Here is a block of records. Copy every line in it that includes "installs".

Records to use Start Marker

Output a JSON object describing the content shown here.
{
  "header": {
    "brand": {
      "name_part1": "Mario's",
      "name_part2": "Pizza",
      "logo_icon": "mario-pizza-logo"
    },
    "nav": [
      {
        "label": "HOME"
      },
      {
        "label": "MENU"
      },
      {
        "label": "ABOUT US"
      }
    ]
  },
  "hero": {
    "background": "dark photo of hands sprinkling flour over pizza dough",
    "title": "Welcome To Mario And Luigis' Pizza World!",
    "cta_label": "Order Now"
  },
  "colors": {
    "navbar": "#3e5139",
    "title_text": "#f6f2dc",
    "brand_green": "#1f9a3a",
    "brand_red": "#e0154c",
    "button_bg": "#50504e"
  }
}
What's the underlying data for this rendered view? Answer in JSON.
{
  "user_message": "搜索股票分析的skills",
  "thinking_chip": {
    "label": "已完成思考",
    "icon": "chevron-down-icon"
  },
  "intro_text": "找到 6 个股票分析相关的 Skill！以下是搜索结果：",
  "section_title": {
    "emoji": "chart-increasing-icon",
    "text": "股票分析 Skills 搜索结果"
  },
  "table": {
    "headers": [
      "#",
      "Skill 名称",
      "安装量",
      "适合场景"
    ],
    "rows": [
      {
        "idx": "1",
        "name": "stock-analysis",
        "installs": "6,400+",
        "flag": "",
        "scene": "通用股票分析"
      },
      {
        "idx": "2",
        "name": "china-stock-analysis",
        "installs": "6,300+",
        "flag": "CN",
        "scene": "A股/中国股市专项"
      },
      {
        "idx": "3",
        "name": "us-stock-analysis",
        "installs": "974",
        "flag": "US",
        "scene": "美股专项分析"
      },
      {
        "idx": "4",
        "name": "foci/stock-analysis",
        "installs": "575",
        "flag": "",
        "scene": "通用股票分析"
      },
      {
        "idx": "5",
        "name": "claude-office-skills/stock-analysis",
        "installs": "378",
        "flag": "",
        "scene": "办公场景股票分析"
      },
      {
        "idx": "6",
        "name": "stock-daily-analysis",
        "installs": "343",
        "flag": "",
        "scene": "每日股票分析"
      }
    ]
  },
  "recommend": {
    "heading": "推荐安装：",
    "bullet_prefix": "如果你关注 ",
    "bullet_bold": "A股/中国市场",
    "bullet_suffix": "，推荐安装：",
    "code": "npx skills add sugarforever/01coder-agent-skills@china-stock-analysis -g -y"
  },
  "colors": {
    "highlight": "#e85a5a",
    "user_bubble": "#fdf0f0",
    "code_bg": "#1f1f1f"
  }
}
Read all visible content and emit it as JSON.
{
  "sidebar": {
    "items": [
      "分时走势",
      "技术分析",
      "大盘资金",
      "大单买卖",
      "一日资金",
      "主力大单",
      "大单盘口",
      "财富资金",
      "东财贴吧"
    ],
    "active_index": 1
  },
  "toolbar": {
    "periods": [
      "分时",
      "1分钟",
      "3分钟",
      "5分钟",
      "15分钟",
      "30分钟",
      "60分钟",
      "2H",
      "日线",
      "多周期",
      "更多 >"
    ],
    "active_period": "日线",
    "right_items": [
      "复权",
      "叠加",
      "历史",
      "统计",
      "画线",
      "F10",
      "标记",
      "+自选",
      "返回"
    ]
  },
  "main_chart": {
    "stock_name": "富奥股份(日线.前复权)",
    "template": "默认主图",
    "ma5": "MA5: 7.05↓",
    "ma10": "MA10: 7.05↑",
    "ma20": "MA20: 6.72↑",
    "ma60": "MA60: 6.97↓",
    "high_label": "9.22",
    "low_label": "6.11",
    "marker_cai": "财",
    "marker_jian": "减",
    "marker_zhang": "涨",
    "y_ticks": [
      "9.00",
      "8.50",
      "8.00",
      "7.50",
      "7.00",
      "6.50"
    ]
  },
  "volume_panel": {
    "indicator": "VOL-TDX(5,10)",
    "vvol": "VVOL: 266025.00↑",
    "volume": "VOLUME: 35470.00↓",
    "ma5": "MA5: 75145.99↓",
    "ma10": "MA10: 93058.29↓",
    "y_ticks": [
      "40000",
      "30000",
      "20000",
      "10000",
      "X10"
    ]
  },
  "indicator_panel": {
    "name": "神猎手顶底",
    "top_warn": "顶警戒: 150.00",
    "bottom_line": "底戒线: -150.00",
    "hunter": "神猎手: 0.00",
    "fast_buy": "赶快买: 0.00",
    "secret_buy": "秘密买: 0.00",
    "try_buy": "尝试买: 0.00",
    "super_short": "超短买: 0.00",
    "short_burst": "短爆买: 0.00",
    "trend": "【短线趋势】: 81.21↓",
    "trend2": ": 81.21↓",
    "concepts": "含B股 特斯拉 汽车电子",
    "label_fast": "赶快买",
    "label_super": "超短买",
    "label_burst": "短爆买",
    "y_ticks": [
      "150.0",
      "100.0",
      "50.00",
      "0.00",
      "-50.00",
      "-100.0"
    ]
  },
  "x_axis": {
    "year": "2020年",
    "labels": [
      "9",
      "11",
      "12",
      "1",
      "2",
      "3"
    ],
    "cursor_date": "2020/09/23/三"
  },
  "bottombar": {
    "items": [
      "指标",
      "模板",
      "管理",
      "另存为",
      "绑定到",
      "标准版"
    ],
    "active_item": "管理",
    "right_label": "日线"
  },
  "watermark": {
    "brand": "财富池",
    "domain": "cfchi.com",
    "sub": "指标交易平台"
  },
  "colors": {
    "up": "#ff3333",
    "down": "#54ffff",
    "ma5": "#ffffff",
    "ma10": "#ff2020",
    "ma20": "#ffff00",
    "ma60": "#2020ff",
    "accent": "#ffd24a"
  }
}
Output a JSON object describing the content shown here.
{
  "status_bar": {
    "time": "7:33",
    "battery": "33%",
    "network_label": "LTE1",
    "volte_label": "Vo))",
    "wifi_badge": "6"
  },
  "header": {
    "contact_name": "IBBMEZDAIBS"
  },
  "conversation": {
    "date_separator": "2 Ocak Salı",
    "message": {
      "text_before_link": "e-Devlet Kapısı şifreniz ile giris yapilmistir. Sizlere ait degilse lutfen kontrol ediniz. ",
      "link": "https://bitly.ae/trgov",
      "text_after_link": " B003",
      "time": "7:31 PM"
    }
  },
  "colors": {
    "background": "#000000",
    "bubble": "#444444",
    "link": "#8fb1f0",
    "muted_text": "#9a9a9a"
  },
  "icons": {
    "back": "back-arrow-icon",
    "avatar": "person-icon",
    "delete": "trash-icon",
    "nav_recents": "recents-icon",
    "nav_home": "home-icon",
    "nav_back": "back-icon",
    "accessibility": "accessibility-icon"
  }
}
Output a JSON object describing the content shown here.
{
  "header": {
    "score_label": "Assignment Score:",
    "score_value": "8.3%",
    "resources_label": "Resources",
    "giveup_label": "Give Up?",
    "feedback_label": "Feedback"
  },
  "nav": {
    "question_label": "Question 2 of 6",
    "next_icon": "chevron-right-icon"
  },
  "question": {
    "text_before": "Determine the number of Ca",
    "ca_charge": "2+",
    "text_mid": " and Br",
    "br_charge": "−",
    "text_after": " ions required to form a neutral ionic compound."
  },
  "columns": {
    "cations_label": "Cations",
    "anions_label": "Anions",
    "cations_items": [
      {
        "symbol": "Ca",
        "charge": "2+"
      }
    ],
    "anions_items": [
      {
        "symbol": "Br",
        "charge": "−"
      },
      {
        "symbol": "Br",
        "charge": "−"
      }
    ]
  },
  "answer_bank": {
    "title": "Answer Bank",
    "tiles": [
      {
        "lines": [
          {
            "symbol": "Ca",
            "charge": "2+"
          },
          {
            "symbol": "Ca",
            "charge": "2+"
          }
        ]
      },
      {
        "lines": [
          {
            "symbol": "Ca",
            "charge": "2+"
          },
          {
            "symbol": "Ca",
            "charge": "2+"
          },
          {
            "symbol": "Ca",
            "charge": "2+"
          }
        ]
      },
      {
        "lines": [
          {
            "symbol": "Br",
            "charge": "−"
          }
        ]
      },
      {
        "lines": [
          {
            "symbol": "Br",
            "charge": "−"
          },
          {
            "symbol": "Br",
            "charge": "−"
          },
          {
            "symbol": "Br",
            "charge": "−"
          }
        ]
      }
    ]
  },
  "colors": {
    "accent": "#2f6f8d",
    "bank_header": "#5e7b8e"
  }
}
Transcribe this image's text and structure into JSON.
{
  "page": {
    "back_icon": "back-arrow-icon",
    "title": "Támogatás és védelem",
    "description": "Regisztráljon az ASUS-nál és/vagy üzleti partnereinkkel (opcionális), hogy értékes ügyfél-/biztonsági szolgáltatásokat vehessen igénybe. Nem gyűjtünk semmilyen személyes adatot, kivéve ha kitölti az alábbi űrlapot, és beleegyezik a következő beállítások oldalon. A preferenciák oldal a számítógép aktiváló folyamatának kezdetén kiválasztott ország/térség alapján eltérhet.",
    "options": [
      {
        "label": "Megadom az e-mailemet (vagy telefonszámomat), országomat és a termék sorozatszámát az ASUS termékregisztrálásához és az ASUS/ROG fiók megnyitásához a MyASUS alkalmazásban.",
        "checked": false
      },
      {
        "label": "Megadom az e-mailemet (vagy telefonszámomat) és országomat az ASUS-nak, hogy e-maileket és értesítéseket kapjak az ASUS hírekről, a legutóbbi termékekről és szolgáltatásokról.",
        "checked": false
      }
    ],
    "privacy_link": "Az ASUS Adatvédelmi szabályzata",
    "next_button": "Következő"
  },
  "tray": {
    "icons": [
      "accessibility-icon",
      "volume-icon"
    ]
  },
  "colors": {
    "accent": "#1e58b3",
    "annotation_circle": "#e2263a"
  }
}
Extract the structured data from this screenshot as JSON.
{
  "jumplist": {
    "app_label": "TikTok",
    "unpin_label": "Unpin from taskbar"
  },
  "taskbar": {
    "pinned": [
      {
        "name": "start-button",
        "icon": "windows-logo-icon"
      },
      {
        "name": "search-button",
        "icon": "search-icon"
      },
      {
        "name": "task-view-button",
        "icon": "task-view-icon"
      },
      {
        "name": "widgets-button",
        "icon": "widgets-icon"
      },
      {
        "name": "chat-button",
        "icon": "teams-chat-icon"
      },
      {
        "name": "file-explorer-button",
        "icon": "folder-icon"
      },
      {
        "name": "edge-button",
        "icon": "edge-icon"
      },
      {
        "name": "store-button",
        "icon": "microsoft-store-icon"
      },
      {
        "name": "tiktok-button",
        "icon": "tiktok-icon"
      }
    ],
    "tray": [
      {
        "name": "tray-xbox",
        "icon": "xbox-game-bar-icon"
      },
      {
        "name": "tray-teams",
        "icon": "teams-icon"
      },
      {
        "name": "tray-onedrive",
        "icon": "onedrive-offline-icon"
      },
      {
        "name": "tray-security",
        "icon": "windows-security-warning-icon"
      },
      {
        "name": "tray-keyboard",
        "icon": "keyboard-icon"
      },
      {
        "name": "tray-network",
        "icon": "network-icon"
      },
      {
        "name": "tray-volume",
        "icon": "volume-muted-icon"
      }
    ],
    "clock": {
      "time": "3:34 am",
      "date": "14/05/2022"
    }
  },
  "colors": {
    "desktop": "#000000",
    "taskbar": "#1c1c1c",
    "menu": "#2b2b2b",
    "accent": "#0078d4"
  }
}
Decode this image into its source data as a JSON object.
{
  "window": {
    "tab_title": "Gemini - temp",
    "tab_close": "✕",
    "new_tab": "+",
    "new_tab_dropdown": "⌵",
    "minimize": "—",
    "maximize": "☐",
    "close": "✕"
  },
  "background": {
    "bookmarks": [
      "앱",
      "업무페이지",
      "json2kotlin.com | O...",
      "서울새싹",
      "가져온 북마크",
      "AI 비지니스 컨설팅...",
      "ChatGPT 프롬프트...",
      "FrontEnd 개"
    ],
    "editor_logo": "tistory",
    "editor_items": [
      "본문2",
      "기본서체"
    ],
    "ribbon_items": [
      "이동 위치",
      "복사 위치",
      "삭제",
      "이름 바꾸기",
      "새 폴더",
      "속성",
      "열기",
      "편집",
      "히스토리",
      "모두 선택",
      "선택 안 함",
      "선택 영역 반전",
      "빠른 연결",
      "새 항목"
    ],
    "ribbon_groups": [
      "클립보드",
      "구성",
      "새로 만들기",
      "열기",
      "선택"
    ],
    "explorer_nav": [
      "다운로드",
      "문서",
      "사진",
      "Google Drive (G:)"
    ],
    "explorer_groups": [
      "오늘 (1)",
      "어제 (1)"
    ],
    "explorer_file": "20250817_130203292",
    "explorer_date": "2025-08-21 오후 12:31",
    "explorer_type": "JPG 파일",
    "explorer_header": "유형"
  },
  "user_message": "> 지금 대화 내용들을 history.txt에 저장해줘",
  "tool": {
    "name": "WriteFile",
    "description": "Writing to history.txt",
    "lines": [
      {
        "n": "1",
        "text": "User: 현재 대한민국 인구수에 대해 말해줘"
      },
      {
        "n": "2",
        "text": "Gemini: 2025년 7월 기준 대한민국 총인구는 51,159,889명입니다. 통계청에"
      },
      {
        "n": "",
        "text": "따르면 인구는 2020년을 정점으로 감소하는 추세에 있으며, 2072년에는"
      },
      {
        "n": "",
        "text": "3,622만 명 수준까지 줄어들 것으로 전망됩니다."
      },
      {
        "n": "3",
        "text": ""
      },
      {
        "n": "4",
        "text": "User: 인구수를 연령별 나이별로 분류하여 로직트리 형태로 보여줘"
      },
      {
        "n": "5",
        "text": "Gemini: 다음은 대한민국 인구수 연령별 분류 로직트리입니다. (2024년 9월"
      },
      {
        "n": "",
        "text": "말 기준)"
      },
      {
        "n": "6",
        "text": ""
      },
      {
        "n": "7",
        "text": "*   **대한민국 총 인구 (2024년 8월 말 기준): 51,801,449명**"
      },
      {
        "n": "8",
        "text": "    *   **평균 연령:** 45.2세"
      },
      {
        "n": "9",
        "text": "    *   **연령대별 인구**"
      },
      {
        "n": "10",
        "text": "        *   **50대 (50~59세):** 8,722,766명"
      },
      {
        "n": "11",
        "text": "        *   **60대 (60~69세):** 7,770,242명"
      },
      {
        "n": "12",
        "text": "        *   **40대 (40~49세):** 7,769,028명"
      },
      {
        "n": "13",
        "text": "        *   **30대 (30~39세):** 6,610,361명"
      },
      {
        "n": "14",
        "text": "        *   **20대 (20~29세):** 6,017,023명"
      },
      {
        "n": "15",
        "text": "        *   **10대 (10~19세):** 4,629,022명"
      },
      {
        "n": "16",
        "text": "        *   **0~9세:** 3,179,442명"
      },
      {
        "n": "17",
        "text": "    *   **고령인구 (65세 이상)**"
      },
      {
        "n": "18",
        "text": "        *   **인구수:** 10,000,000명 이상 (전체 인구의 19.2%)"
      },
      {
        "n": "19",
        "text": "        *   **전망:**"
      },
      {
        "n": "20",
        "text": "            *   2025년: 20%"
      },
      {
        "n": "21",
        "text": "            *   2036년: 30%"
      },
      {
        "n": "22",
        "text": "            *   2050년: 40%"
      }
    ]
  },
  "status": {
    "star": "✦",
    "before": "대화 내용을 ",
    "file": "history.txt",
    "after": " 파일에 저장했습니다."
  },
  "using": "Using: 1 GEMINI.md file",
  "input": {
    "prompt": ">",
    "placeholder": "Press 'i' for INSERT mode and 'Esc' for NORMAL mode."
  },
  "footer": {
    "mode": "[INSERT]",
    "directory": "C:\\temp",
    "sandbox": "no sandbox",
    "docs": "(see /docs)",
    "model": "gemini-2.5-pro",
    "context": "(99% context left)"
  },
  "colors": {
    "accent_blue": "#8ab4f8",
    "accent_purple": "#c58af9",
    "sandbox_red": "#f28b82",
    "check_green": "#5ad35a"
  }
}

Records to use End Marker

## [Expected answer]
        "installs": "6,400+",
        "installs": "6,300+",
        "installs": "974",
        "installs": "575",
        "installs": "378",
        "installs": "343",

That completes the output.